It would never have happened if carpenter Dave Small hadn't been working a couple doors down. He gave me a good price and began work two days ago.
Dave and Chevy w/over 200,000 miles. He's a very active man. He sings in an Abington chorus. His wife is a police dispatcher. They have 5 kids and 8 grands.
Dave said he recognized me from Hope Community Church in Willow Grove. My friend Alex Zachariah took me to hear holocaust survivor Marianne Fischer tell her amazing story of surviving after the Nazis rounded up the Hungarians (like me!)
Can't quite remember, but she did have a baby in the camps, who died, and she later married the father. She converted from Judaism to Christianity b/c her piano or violin teacher helped her through the ordeal.
First order of biz was transplanting the bleeding hearts that stood in the way of the new steps Dave would build me.
Dave moved them for me. I also took a sprig and planted it in the front yard of the Abington Demings.
You can see the window on the right. He's constructing big posts. That's an azalea in front.
Dave arrived around 8 am and stayed until my naptime 5:45 pm.
I was busy working on my Guest Column for the Intell so I only saw the last 15 minutes of the Rockford Files. I had actually napped earlier w/Scott. We were watching one of the Holocaust programs in memory of the 6 million Jews and others who were methodically exterminated - like insects - by the Germans.
The show we watched was about a married couple who survived Auschwitz. Prisoners actually had sex in the camps. And this fellow Jack and his beautiful wife are still having sex today.
What about that nut from Norway who killed 71 Muslims? That man is not mentally ill. Neither was Hitler. I don't know how you'd describe them. I suppose "human annihilists" might be a good word.

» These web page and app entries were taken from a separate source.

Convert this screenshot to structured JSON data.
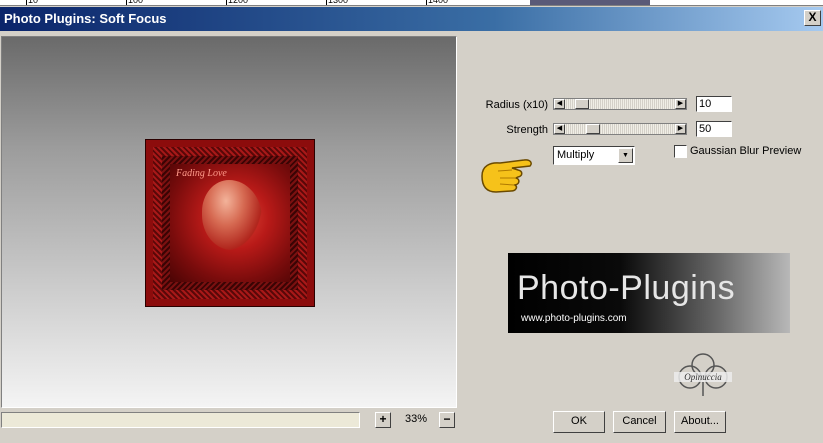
{
  "ruler": {
    "ticks": [
      "10",
      "100",
      "1200",
      "1300",
      "1400"
    ]
  },
  "window": {
    "title": "Photo Plugins: Soft Focus",
    "close_label": "X"
  },
  "preview": {
    "image_caption": "Fading Love"
  },
  "zoom": {
    "plus_label": "+",
    "minus_label": "−",
    "value": "33%"
  },
  "controls": {
    "radius": {
      "label": "Radius (x10)",
      "value": "10",
      "level": 0.1
    },
    "strength": {
      "label": "Strength",
      "value": "50",
      "level": 0.22
    },
    "blend_mode": {
      "selected": "Multiply"
    },
    "gaussian": {
      "label": "Gaussian Blur Preview",
      "checked": false
    }
  },
  "logo": {
    "title": "Photo-Plugins",
    "url": "www.photo-plugins.com",
    "signature": "Opinuccia"
  },
  "buttons": {
    "ok": "OK",
    "cancel": "Cancel",
    "about": "About..."
  },
  "colors": {
    "titlebar": "#0a246a",
    "face": "#d4d0c8",
    "photo": "#8c0c0c"
  }
}
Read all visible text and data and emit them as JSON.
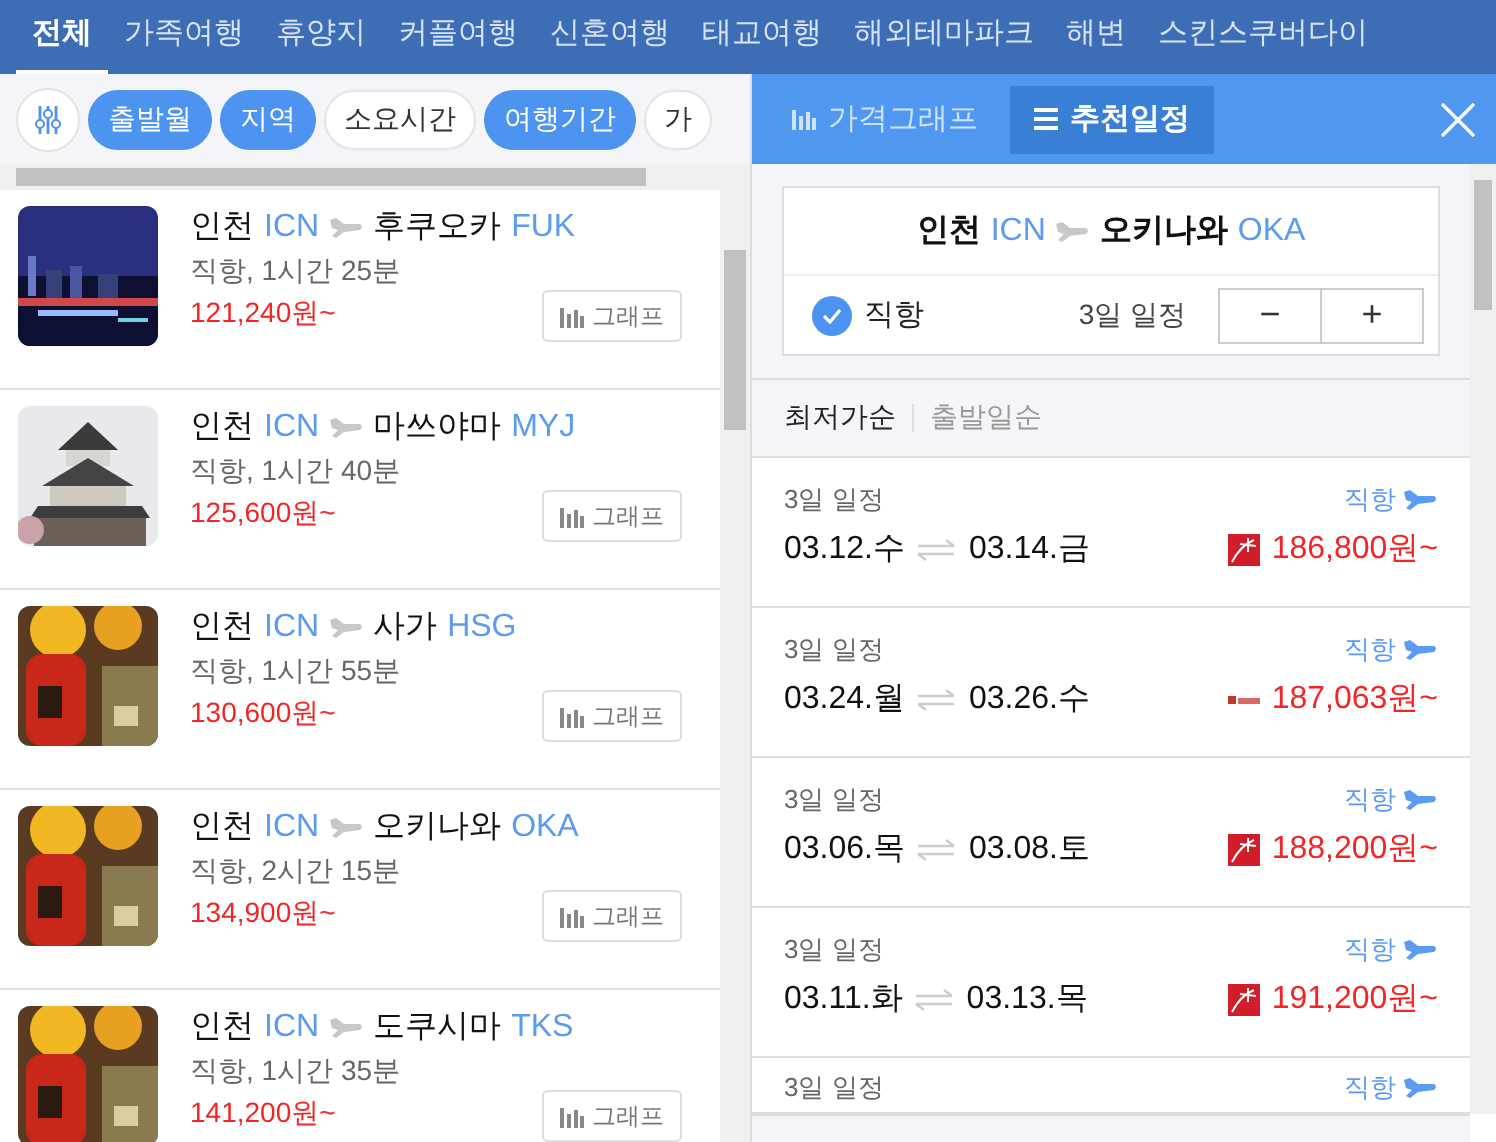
{
  "nav": {
    "tabs": [
      {
        "label": "전체",
        "selected": true
      },
      {
        "label": "가족여행",
        "selected": false
      },
      {
        "label": "휴양지",
        "selected": false
      },
      {
        "label": "커플여행",
        "selected": false
      },
      {
        "label": "신혼여행",
        "selected": false
      },
      {
        "label": "태교여행",
        "selected": false
      },
      {
        "label": "해외테마파크",
        "selected": false
      },
      {
        "label": "해변",
        "selected": false
      },
      {
        "label": "스킨스쿠버다이",
        "selected": false
      }
    ]
  },
  "filters": {
    "chips": [
      {
        "label": "출발월",
        "selected": true
      },
      {
        "label": "지역",
        "selected": true
      },
      {
        "label": "소요시간",
        "selected": false
      },
      {
        "label": "여행기간",
        "selected": true
      },
      {
        "label": "가",
        "selected": false
      }
    ]
  },
  "routes": [
    {
      "origin": "인천",
      "origin_code": "ICN",
      "destination": "후쿠오카",
      "destination_code": "FUK",
      "info": "직항, 1시간 25분",
      "price": "121,240원~",
      "button": "그래프"
    },
    {
      "origin": "인천",
      "origin_code": "ICN",
      "destination": "마쓰야마",
      "destination_code": "MYJ",
      "info": "직항, 1시간 40분",
      "price": "125,600원~",
      "button": "그래프"
    },
    {
      "origin": "인천",
      "origin_code": "ICN",
      "destination": "사가",
      "destination_code": "HSG",
      "info": "직항, 1시간 55분",
      "price": "130,600원~",
      "button": "그래프"
    },
    {
      "origin": "인천",
      "origin_code": "ICN",
      "destination": "오키나와",
      "destination_code": "OKA",
      "info": "직항, 2시간 15분",
      "price": "134,900원~",
      "button": "그래프"
    },
    {
      "origin": "인천",
      "origin_code": "ICN",
      "destination": "도쿠시마",
      "destination_code": "TKS",
      "info": "직항, 1시간 35분",
      "price": "141,200원~",
      "button": "그래프"
    }
  ],
  "panel": {
    "tabs": [
      {
        "label": "가격그래프",
        "selected": false
      },
      {
        "label": "추천일정",
        "selected": true
      }
    ],
    "route_card": {
      "origin": "인천",
      "origin_code": "ICN",
      "destination": "오키나와",
      "destination_code": "OKA",
      "direct": {
        "label": "직항",
        "checked": true
      },
      "duration": "3일 일정",
      "minus": "−",
      "plus": "+"
    },
    "sort": [
      {
        "label": "최저가순",
        "selected": true
      },
      {
        "label": "출발일순",
        "selected": false
      }
    ],
    "itineraries": [
      {
        "duration": "3일 일정",
        "type": "직항",
        "depart": "03.12.수",
        "return": "03.14.금",
        "price": "186,800원~",
        "kind": "square"
      },
      {
        "duration": "3일 일정",
        "type": "직항",
        "depart": "03.24.월",
        "return": "03.26.수",
        "price": "187,063원~",
        "kind": "mini"
      },
      {
        "duration": "3일 일정",
        "type": "직항",
        "depart": "03.06.목",
        "return": "03.08.토",
        "price": "188,200원~",
        "kind": "square"
      },
      {
        "duration": "3일 일정",
        "type": "직항",
        "depart": "03.11.화",
        "return": "03.13.목",
        "price": "191,200원~",
        "kind": "square"
      },
      {
        "duration": "3일 일정",
        "type": "직항"
      }
    ]
  }
}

The reason I chose this below prose-poem is b/c my "Gramma Green" lost many of her family members in the Holocaust. My other grandmother, Lily, never discussed it.
Gramma Green would position herself in front of the TV on Silsby Road in Cleveland Heights and scream out in horror at all the terrible things going on in the world.
She was the mother of three fine children:
Photo of Left to Right, Uncle Marvin, Dad, Aunt Hy. All dead.
Note to dad: Hi Dad. Doing great, thanks. You'd love my new windows. Miss you soooo much. You'd be 91, brave man that you were. Love, Ruthie
THE DEATH WATCH FOR UNCLE MARVIN
Hi Kevin (said my email),
Just came home from a poetry reading at Barnes and Noble Jenkintown.
I read my 3-page poem “People Follow Rock Bands” to thunderous applause. People came out of the aisles to hear me, every goddam aisle was emptied out. They left behind their half-read books, they were trying to get them read before closing time so they wouldn’t have to buy them, but they knew they’d end up buying them b/c they’re booklovers, all of them.
And when I finished my poem the cashiers too came over to me and even the assistant manager who was drinking chai in the indoor cafe. They all just sort of rushed in and lifted me onto their shoulders and carried me around the store three times, just before they dropped me off in the parking lot at my snowy car.
I flipped on the wipers and brushed the snowdust from the back windows for my drive home in the snowfall, up The Fairway and down Washington Lane.
When I came to where it deadends at Terwood Road I paused for a moment at the pass, only for a second, and watched the lovely pasture glowing with snow and night sky, before I made my crucial left turn, and the horses had all been led to the barn for the night.
And then I came home and the phone rang.
Kevin, it always rings the moment I get in the door. It was my mother. Her voice was normal.
“He died?” I asked.
“Yes,” she said.
“Oh, eight-ten on St. Patrick’s Day.”
“Yes, I think my father died on St. Patrick's Day, too.”
“He did,” I said. “I remember you told me.”
And I thought of our family and the significance of the dates of things. I for example was born on Christmas and christened on Valentine’s Day.
“We were all holding a death watch,” I said.
“Well, I wouldn’t exactly call it a death watch,” she said.
“Let’s just say that I was holding a death watch.”
“He went real fast,” I said.
“Yes. They were giving him morphine.”
The life supports had been stopped. And he was deep in there, deep inside, curled up like an embryo. We come in that way and go out that way.
He wanted an orthodox burial. He and my father both....just loved the Jews like crazy.
“Three hours,” I said. “He was gone in 3 hours. I was thinking about him all day, on the off.”
“I was eating Tastycakes,” mom said.
I concentrated intently on being with him when I was driving to my poetry group at 7:15. He would die an hour later when Barbara Wagner was reading her poems. She was the featured speaker.
My mind kept wandering while she read. She was good, but my mind kept going over to the side and I was reviewing my life. Thinking mostly about a poem I was working on about throwing away an old mattress. It was a long involved poem of 8 pages.
And I was reviewing it the moment his invisible presence departed and went out into the ether, that good man.